Home » A Web Broker Architecture for Remote Access
A Web Broker Architecture for Remote Access
A simple and cost-effective way to remotely maintain and service industrial machinery worldwide.
Providing industrial remote access systems for machine builders and OEMs has become a critical requirement for enterprises, often making the difference between companies that are successful and those that are not. Regardless of whether maintenance engineers work in the office or at home, they need easy and seamless access to machines and industrial assets in order to do their job, which primarily involves remote maintenance.
In the early 1990s, there were only limited options for worldwide access to machines and industrial assets. A modem communicating via the public switched telephone network was the prevalent option. Unfortunately, this required making long-distance calls, and the available throughput was so low that it was difficult to service machines in practice. As the Internet grew, it provided an opportunity for free or public long distance communication for remote access. Now combined with cellular technologies that provide wireless communication or DSL based technologies, this offers the market new communication media for accessing devices. However, DSL based technologies require installing a dedicated line to the machine location, while cellular technologies requires that wireless receivers are available in the vicinity of the machine providing adequate coverage for good communication.
An alternative approach is for machine builders to utilize the network infrastructure of their customers, assuming that the customerís machine can be connected to the Internet via a LAN connection point. This is the preferred way to access the machine, since it provides the lowest-cost connection, high throughput, and almost no deployment effort on the media side. Using Internet implies the use of virtual private networks (VPNs) to ensure secure IP connections. Using a LAN connection point requires the integration of these VPNs into the corporate LANs of the machine builders' customers.
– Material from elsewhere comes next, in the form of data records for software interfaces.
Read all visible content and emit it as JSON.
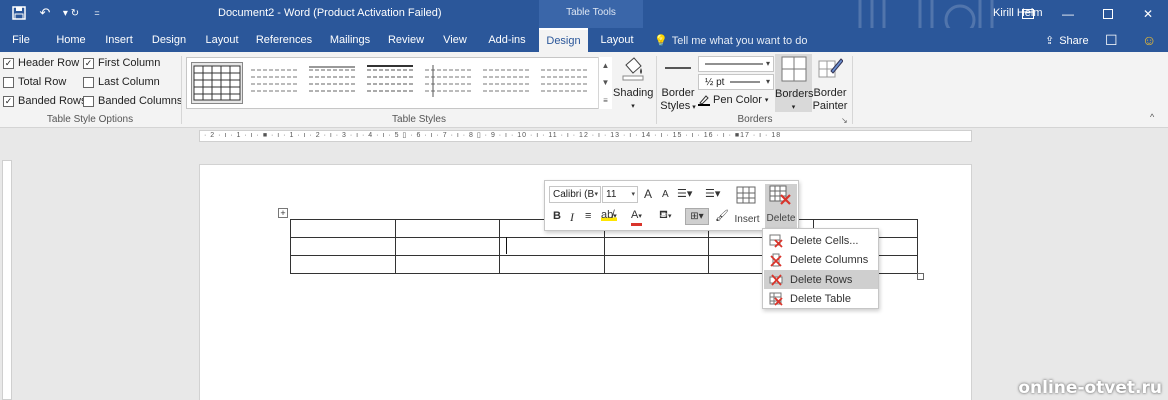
{
  "titlebar": {
    "document_title": "Document2  -  Word (Product Activation Failed)",
    "context_tab": "Table Tools",
    "user": "Kirill Helm",
    "qat_icons": [
      "save-icon",
      "undo-icon",
      "redo-icon",
      "customize-icon"
    ],
    "window_icons": [
      "ribbon-display-icon",
      "minimize-icon",
      "restore-icon",
      "close-icon"
    ]
  },
  "tabs": [
    {
      "label": "File"
    },
    {
      "label": "Home"
    },
    {
      "label": "Insert"
    },
    {
      "label": "Design"
    },
    {
      "label": "Layout"
    },
    {
      "label": "References"
    },
    {
      "label": "Mailings"
    },
    {
      "label": "Review"
    },
    {
      "label": "View"
    },
    {
      "label": "Add-ins"
    },
    {
      "label": "Design"
    },
    {
      "label": "Layout"
    }
  ],
  "tellme": "Tell me what you want to do",
  "share": "Share",
  "ribbon": {
    "style_options": {
      "label": "Table Style Options",
      "header_row": "Header Row",
      "first_column": "First Column",
      "total_row": "Total Row",
      "last_column": "Last Column",
      "banded_rows": "Banded Rows",
      "banded_columns": "Banded Columns"
    },
    "table_styles": {
      "label": "Table Styles",
      "shading": "Shading"
    },
    "borders": {
      "label": "Borders",
      "border_styles_line1": "Border",
      "border_styles_line2": "Styles",
      "weight": "½ pt",
      "pen_color": "Pen Color",
      "borders_btn": "Borders",
      "border_painter_line1": "Border",
      "border_painter_line2": "Painter"
    }
  },
  "ruler": {
    "text": "· 2 · ı · 1 · ı · ■ · ı · 1 · ı · 2 · ı · 3 · ı · 4 · ı · 5 ▯ · 6 · ı · 7 · ı · 8 ▯ · 9 · ı · 10 · ı · 11 · ı · 12 · ı · 13 · ı · 14 · ı · 15 · ı · 16 · ı · ■17 · ı · 18",
    "corner": "L"
  },
  "mini_toolbar": {
    "font_name": "Calibri (B",
    "font_size": "11",
    "grow": "A",
    "shrink": "A",
    "bold": "B",
    "italic": "I",
    "font_color_letter": "A",
    "insert": "Insert",
    "delete": "Delete"
  },
  "delete_menu": [
    {
      "label": "Delete Cells...",
      "icon": "delete-cells-icon"
    },
    {
      "label": "Delete Columns",
      "icon": "delete-columns-icon"
    },
    {
      "label": "Delete Rows",
      "icon": "delete-rows-icon",
      "highlighted": true
    },
    {
      "label": "Delete Table",
      "icon": "delete-table-icon"
    }
  ],
  "table": {
    "rows": 3,
    "cols": 6
  },
  "watermark": "online-otvet.ru",
  "colors": {
    "word_blue": "#2b579a",
    "ribbon_bg": "#f3f3f3",
    "delete_red": "#d9342b"
  }
}
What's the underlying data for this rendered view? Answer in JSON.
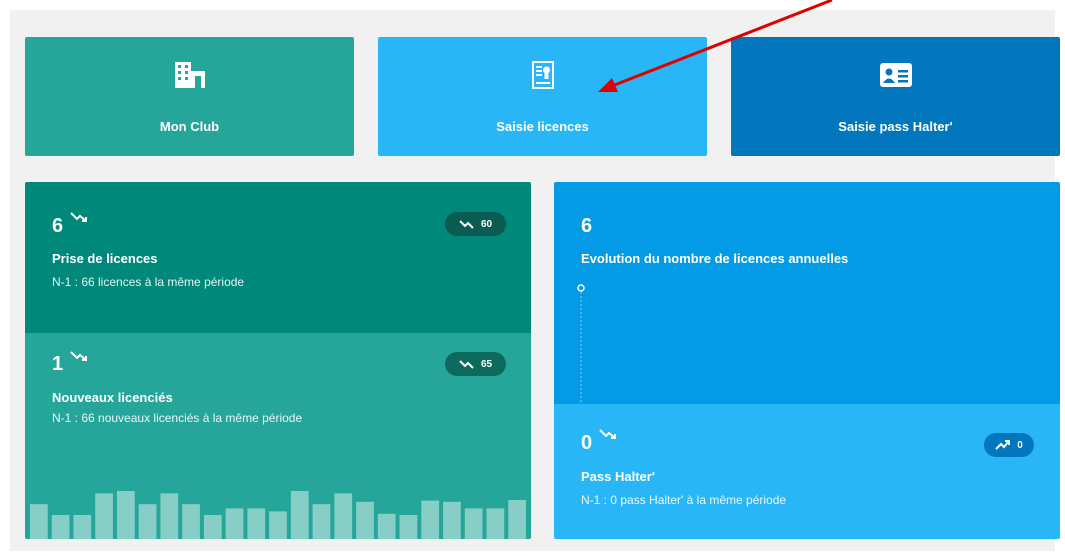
{
  "tiles": [
    {
      "label": "Mon Club",
      "icon": "building-icon"
    },
    {
      "label": "Saisie licences",
      "icon": "license-document-icon"
    },
    {
      "label": "Saisie pass Halter'",
      "icon": "id-card-icon"
    }
  ],
  "licences": {
    "value": "6",
    "trend": "down",
    "title": "Prise de licences",
    "subtitle": "N-1 : 66 licences à la même période",
    "badge": "60",
    "badge_trend": "down"
  },
  "nouveaux": {
    "value": "1",
    "trend": "down",
    "title": "Nouveaux licenciés",
    "subtitle": "N-1 : 66 nouveaux licenciés à la même période",
    "badge": "65",
    "badge_trend": "down"
  },
  "evolution": {
    "value": "6",
    "title": "Evolution du nombre de licences annuelles"
  },
  "pass": {
    "value": "0",
    "trend": "down",
    "title": "Pass Halter'",
    "subtitle": "N-1 : 0 pass Halter' à la même période",
    "badge": "0",
    "badge_trend": "up"
  },
  "colors": {
    "teal_dark": "#00897b",
    "teal": "#26a69a",
    "blue_light": "#29b6f6",
    "blue": "#039be5",
    "blue_dark": "#0277bd",
    "annotation_arrow": "#e00000"
  },
  "chart_data": {
    "type": "bar",
    "title": "",
    "bars": [
      0.58,
      0.4,
      0.4,
      0.76,
      0.8,
      0.58,
      0.76,
      0.58,
      0.4,
      0.51,
      0.51,
      0.46,
      0.8,
      0.58,
      0.76,
      0.62,
      0.42,
      0.4,
      0.64,
      0.62,
      0.51,
      0.51,
      0.65
    ]
  }
}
With a remote access turnkey system approach, the machine builder must assume responsibility for the integration activities and will probably need to collaborate with the customer's IT staff in order to perform the integration. Although this is a viable approach, it has some drawbacks. For instance, each customer may require a different VPN configuration, which increases the complexity of the integration process and extends the installation and commissioning period, which of course impacts the cost of the machine installation.
It is therefore important to choose technologies which allow the installation cost to be kept to a reasonable level by minimizing the integration factor as much as possible.
Access the entire print issue on-line and be notified each month via e-mail when your new issue is ready for you. Subscribe today.
- Featured White Papers